Data Infrastructure: Defense, Climate Adaptability, and Weather Modeling
By connecting and protecting everything from warfighters to farmers to newly developed “Smart Cities,” data infrastructure underpins all aspects of safe, sustainable life off-Earth.
“It is all about the data,” Jamie emphasizes. “How do you get data from one place to the next? How do you make sure it is secure? How are you protecting your infrastructure -- on and off the Earth -- and how are we using our data to better model our systems and architecture – hardware or software? How do you get to the place where it is actionable, intelligent information at speed?”
“Space isn’t the final frontier, it’s just the next one, and it’s happening on our watch."
Lockheed Martin is leading in providing digital transformation tools like artificial intelligence (AI) to help the warfighter perform more efficiently, digital twins that proactively marshal data to support any mission, and data links that could provide real-time video feeds (think: live coverage of humans landing on Mars). Taken together, they support Lockheed Martin’s development of a powerful digital thread that will connect capabilities and enable the rapid gathering, transport, and dissemination of critical data. That data will be essential to guide humanity as, step by step, these systems begin to blur, and eventually erase, the Kármán Line, the dramatic demarcation between humankind’s Earth and space-based endeavors.
It’s a development that will help keep us safer in space and push the boundaries of human space exploration, but also hit much closer to home.
“We are solving how we use data and AI, along with space sensor information, to provide more accurate and predictable modelling of what is happening with our climate and use that information to adapt our infrastructure,” Jamie says.
“Food insecurity is a big problem here on Earth,” Jamie says. “Space-based science can support our farmers around the world by delivering more accurate predictions so they aren’t facing their worst days, so they can feed the world, whether that world is Earth-based or space-based.”

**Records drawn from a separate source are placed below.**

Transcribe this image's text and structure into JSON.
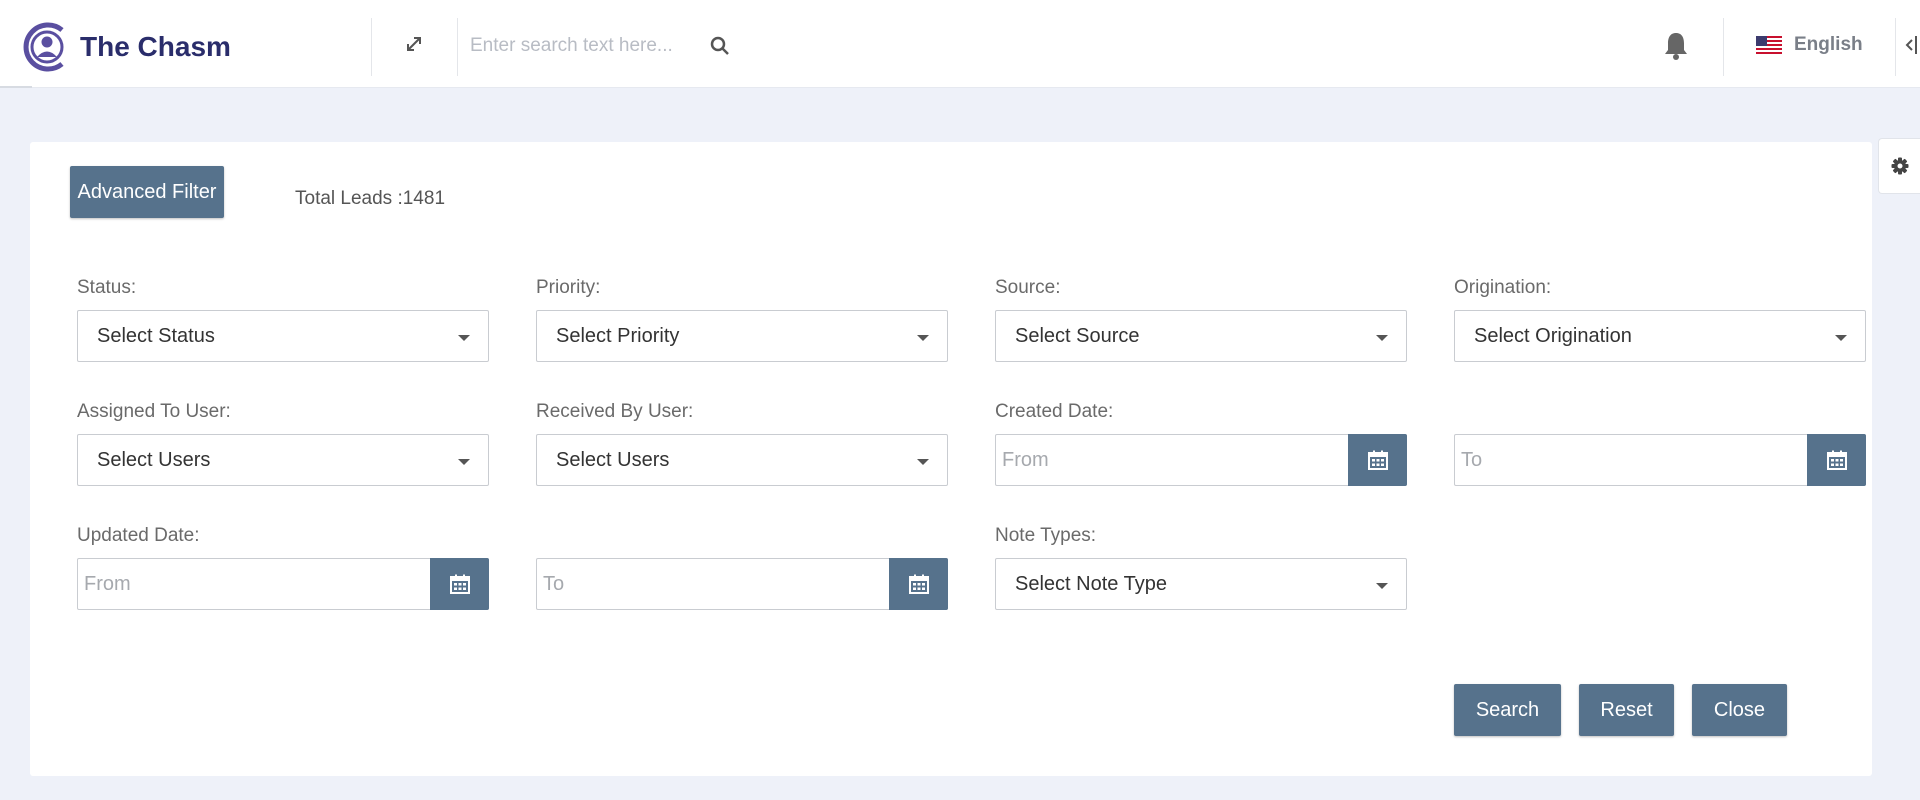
{
  "header": {
    "brand": "The Chasm",
    "search_placeholder": "Enter search text here...",
    "language": "English",
    "icons": [
      "logo-icon",
      "expand-icon",
      "search-icon",
      "bell-icon",
      "us-flag-icon",
      "collapse-icon",
      "gear-icon"
    ]
  },
  "filter": {
    "advanced_filter_label": "Advanced Filter",
    "total_leads": "Total Leads :1481",
    "status": {
      "label": "Status:",
      "value": "Select Status"
    },
    "priority": {
      "label": "Priority:",
      "value": "Select Priority"
    },
    "source": {
      "label": "Source:",
      "value": "Select Source"
    },
    "origination": {
      "label": "Origination:",
      "value": "Select Origination"
    },
    "assigned_to": {
      "label": "Assigned To User:",
      "value": "Select Users"
    },
    "received_by": {
      "label": "Received By User:",
      "value": "Select Users"
    },
    "created_date": {
      "label": "Created Date:",
      "from_placeholder": "From",
      "to_placeholder": "To"
    },
    "updated_date": {
      "label": "Updated Date:",
      "from_placeholder": "From",
      "to_placeholder": "To"
    },
    "note_types": {
      "label": "Note Types:",
      "value": "Select Note Type"
    }
  },
  "actions": {
    "search": "Search",
    "reset": "Reset",
    "close": "Close"
  },
  "colors": {
    "accent": "#56728c",
    "brand": "#2a2d6b",
    "background": "#eef1f9"
  }
}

Virtuous Cycle of Innovation and Solving Food Scarcity
As interesting as, say, growing peppers on orbit to make space tacos may be, these experiments are just the low-hanging fruit. The real challenge is continuing advancements in underlying infrastructures such as consistent power and data availability, decision-making algorithms that support agricultural science, and Earth-based “Smart Cities” that will provide innovative, sustainable methods of food development and distribution to address the climate, health, and food scarcity issues.
“This is where the vision gets very exciting to me,” Jamie says. “As we push further into deep space, we are learning and sharing those lessons back here so we can create a worldwide society that supports each other in our scientific and personal endeavors and will help address and solve our biological, medical, and nutrition needs.”
“Populations of people will live, work, and learn together off-Earth. We will bring that learning down here to solve some of the hardest problems we have on our planet. We’ll create sustainable habitats and leverage that science to develop areas to live and work that support a viable economy.”
From refueling stations on orbit, to growing food on Mars and the Moon, the future is loaded with opportunity. But the key, to Jamie, is cooperation. And that’s where Babe Ruth comes into play. “The way the team plays determines success,” she says, quoting one of baseball’s all-time greats. “Outer space” she adds, “is our field of dreams.”
Will there be baseball in space? We’ll have to wait and see. One thing Jamie knows for certain, however, is the more we connect Earth and space, the brighter the future becomes.
“Space,” she says, “is for the benefit of all humanity”
“Space isn’t the final frontier, it’s just the next one, and it’s happening on our watch. It’s our responsibility to ensure we sustainably develop it in such a way that it benefits everyone, from the brave explorers who will go back to the Moon, to Mars and beyond, to those of us back home supporting them.”